By the time that Lyon and his comrades marched through the gates of Salisbury Prison in late October, the only space remaining to billet was out in the open. The only man-made shelter from the weather would have been any tents they would have salvaged and been able to carry with them after they had been overrun back in Virginia.
By then, the Union blockade of Southern ports and the Confederacy’s already collapsing economy had led to serious shortages of food, clothing, and medicine for Confederate soldiers. The captured Union prisoners of war fared even worse than their ragged Confederate counterparts. At least a third of those prisoners had to create dugouts in the ground to escape the beginnings of the cold and wet winter weather. The then sporadic food rations were inadequate to sustain a prisoner even if he was healthy, clothed and sheltered – a rarity given the overcrowded conditions at Salisbury. When rations were handed out, they might have consisted of half a loaf of bread and a small tin cup of rice soup that was often covered with flies. Reportedly, one prisoner claimed to have lost more than half of his body weight after being in captivity at Salisbury for less than three months, ending up weighing less than 90 pounds by the time he was released in February of 1865.
“Overwhelmed by a population four times larger than intended, the prison quartered prisoners in every available space. Those without shelter dug burrows in an attempt to stay warm and dry. Rations and potable water were scarce. Adding to the poor conditions was an unusually cold and wet winter. Disease and starvation began to claim lives, and all buildings within the stockade were converted to hospitals to care for the sick.”
By December, the number of deaths reported at Salisbury had climbed to nearly one in three prisoners. Diarrhea, along with smallpox, typhus, and pneumonia were the major causes of death. Due to the of the dearth of medical care and supplies along with the cold, many prisoners developed gangrene, which often led to the loss of limbs. The dead were stripped of their clothing so that it could be used by surviving prisoners.
“Each morning, the dead were gathered from the grounds and placed in the ‘dead house.’ Later, they were removed for burial in trench graves located in a cornfield west of the prison.”
Prior to October of 1864, the dead had been placed in coffins and buried individually, but the death rate became so high that a “dead wagon” soon carried the bodies for trench burial outside the walled prison grounds. Today, those 18 burial trenches are within the grounds of the Salisbury National Military Cemetery. Prisoners who died from contagious diseases, such as typhoid or smallpox, were originally buried at the Old Lutheran Cemetery near the prison and were eventually exhumed, and then re-interred at the new national cemetery after the war.

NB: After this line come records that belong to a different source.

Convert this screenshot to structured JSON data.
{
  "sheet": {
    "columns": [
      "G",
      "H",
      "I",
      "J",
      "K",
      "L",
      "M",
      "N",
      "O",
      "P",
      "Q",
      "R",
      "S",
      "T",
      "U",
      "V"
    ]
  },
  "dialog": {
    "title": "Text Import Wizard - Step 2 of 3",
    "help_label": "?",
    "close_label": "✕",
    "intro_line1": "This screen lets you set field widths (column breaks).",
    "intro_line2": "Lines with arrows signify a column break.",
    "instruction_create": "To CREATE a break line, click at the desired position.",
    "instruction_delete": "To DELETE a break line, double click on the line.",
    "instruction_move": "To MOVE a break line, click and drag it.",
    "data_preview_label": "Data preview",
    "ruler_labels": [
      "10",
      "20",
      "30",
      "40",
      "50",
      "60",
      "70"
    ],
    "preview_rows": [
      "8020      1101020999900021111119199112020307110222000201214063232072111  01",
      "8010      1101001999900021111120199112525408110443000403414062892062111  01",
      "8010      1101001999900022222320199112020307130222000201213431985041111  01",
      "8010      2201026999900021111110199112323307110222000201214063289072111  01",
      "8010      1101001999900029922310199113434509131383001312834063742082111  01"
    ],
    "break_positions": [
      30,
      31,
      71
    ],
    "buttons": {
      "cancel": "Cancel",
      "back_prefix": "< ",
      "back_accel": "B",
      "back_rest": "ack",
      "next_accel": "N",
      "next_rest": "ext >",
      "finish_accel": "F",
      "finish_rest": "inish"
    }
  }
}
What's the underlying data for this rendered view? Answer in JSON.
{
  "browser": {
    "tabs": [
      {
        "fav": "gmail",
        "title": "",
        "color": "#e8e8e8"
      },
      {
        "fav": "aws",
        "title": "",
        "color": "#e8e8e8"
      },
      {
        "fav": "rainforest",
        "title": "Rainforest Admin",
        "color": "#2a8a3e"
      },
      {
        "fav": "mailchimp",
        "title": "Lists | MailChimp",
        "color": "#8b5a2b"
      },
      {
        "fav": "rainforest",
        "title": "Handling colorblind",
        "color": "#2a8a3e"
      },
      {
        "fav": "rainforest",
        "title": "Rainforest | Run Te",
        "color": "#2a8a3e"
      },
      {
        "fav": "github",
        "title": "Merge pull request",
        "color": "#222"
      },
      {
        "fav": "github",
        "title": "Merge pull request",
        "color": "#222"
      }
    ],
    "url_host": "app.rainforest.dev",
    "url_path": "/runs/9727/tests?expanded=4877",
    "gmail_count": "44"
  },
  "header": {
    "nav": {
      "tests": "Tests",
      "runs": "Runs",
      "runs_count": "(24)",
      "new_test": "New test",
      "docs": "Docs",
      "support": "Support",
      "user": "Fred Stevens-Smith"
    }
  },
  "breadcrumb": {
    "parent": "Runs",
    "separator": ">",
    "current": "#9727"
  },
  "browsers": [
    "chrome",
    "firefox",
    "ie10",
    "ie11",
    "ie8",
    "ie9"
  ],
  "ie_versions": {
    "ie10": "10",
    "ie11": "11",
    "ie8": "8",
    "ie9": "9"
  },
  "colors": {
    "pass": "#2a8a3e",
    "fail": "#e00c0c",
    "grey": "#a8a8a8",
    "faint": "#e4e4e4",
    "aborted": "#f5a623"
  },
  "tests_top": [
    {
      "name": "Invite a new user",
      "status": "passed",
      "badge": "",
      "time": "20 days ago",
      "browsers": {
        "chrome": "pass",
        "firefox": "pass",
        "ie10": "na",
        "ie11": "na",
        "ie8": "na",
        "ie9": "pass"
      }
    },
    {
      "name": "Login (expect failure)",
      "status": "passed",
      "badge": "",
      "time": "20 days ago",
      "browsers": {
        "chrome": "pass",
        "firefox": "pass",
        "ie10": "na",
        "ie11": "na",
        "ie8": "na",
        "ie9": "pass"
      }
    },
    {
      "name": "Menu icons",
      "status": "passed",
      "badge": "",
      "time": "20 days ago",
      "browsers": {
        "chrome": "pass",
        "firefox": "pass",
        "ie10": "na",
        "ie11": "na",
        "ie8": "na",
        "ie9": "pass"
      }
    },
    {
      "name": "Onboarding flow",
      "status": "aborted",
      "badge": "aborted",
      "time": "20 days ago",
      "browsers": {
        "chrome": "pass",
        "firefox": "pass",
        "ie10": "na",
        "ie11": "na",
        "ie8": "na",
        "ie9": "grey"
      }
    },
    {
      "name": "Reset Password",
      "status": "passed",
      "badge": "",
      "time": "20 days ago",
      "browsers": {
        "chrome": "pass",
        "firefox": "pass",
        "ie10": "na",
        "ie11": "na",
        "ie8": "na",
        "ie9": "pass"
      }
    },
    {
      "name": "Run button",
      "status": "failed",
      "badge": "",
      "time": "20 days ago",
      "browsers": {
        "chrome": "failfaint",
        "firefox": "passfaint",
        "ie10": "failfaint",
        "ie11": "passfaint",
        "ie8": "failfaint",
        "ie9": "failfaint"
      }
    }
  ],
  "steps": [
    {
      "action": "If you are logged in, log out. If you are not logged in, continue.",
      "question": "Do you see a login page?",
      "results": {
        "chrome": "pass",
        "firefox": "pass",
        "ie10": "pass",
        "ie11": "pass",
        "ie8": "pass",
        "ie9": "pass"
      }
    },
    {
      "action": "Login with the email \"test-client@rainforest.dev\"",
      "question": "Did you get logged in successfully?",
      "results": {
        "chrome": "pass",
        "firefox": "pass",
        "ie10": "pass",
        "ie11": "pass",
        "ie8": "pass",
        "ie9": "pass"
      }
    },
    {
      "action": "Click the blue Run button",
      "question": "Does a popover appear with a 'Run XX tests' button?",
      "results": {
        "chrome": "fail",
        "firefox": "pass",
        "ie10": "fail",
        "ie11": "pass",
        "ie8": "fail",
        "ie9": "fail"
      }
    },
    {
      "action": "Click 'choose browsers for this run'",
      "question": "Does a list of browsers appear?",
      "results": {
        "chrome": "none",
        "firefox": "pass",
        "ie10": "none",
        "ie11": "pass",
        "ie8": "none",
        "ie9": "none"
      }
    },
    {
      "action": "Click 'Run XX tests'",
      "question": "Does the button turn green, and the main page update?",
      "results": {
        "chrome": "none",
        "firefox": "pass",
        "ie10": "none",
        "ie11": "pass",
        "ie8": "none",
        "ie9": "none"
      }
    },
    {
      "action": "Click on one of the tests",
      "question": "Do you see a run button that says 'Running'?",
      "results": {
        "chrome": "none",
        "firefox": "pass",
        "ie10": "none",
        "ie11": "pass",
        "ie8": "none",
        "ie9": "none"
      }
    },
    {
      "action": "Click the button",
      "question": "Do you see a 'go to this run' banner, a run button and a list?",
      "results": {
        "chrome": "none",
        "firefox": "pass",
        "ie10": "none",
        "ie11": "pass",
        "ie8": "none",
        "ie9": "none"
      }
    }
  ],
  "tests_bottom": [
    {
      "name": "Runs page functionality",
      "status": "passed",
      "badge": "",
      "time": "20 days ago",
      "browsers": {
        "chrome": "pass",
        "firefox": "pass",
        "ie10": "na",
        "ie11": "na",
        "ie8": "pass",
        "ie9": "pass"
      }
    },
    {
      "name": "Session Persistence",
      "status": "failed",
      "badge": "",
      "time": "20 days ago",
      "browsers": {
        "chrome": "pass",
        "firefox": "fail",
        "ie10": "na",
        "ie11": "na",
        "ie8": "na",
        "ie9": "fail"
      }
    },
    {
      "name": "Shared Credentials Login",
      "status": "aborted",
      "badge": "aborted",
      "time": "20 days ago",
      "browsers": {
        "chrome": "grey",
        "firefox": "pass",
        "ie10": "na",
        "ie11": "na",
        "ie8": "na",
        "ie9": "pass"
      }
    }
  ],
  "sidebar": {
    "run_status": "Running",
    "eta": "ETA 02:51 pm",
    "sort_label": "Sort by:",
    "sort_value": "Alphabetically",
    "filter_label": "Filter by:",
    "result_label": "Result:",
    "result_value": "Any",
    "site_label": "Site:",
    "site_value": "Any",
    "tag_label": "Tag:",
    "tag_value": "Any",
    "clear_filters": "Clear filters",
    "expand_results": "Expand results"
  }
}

“Although no complete burial lists for the prison exist and no headboards were used to mark the graves, records indicate that approximately 3,700 men died between October 1864 and February 1865. Surviving prisoners were released at the end of February when a prisoner of war exchange was carried out. Union forces burned down the prison in April 1865.”
Records show that Private Olius Levi Lyon succumbed to dysentery on December 11, 1864 at Salisbury Prison at the age of only twenty-two. His body likely still rests in one of those trench graves in North Carolina. His skeletal remains have never been identified, but today there is a memorial headstone near the grave of his father in Lyon Cemetery on Sport Hill Road. A sad reminder of a young man’s ultimate sacrifice during one of America’s darkest hours.